An outbreak is defined as two or more cases where the onset of illness is closely linked in time (weeks rather than months) and where there is epidemiological evidence of a common source of infection, with or without microbiological evidence.
If a water system is implicated in an outbreak of legionnaires’ disease, emergency treatment of that system should be carried out as soon as possible.
HSG 274 Part 2 Appendix 2.3
In England and Wales, legionnaires’ disease is notifiable under the Health Protection (Notification) Regulations 201037 and in Scotland under the Public Health (Notification of Infectious Diseases) (Scotland) Regulations 1988.38
Under these Regulations, human diagnostic laboratories must notify Public Health England (PHE), Public Health Wales (PHW) or Health Protection Scotland (HPS) (see ‘Further sources of advice’) of microbiologically confirmed cases of legionnaires’ disease.
On average, there are approximately 300-350 reported confirmed cases of Legionnaires’ disease each year in England and Wales and it is thought that the total number of cases may be underestimated. About half of the cases are associated with travel abroad. Some clusters of cases and outbreaks occur for which no source of infection is confirmed.

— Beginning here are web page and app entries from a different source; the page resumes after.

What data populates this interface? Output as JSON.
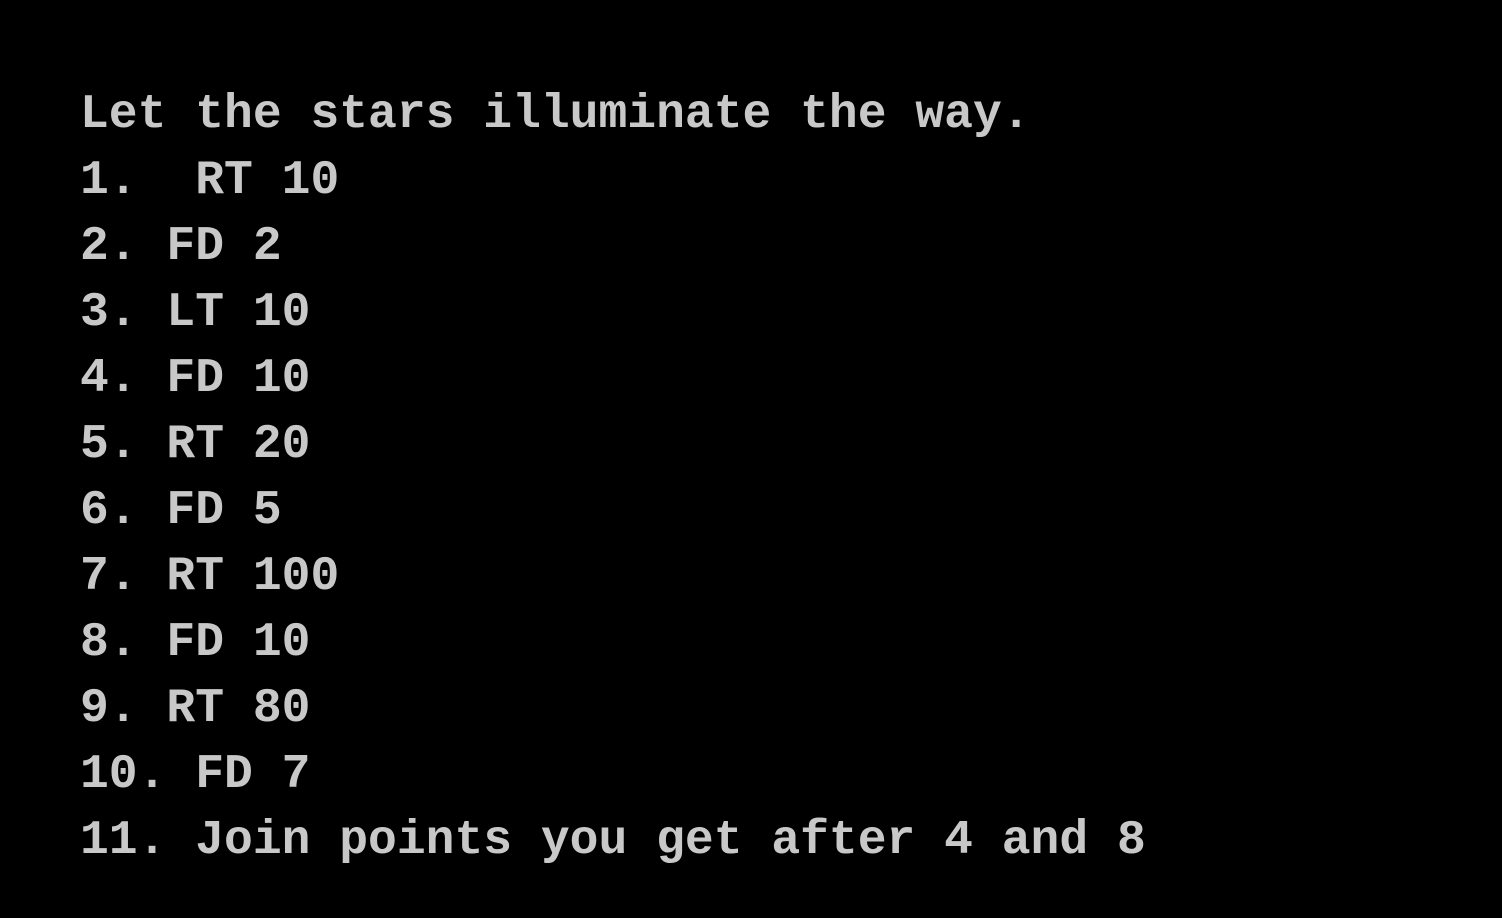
{
  "document": {
    "background_color": "#000000",
    "text_color": "#c8c8c8",
    "heading": "Let the stars illuminate the way.",
    "steps": [
      "1.  RT 10",
      "2. FD 2",
      "3. LT 10",
      "4. FD 10",
      "5. RT 20",
      "6. FD 5",
      "7. RT 100",
      "8. FD 10",
      "9. RT 80",
      "10. FD 7",
      "11. Join points you get after 4 and 8"
    ]
  }
}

Legionnaires’ disease is notifiable under public health legislation and registered medical practitioners have a duty to notify the relevant public health agency when they suspect a patient has contracted the disease.
SMS Environmental is on hand at any time if you suspect you may have a legionella problem and can offer expert advice and services to prevent an outbreak of legionnaires disease.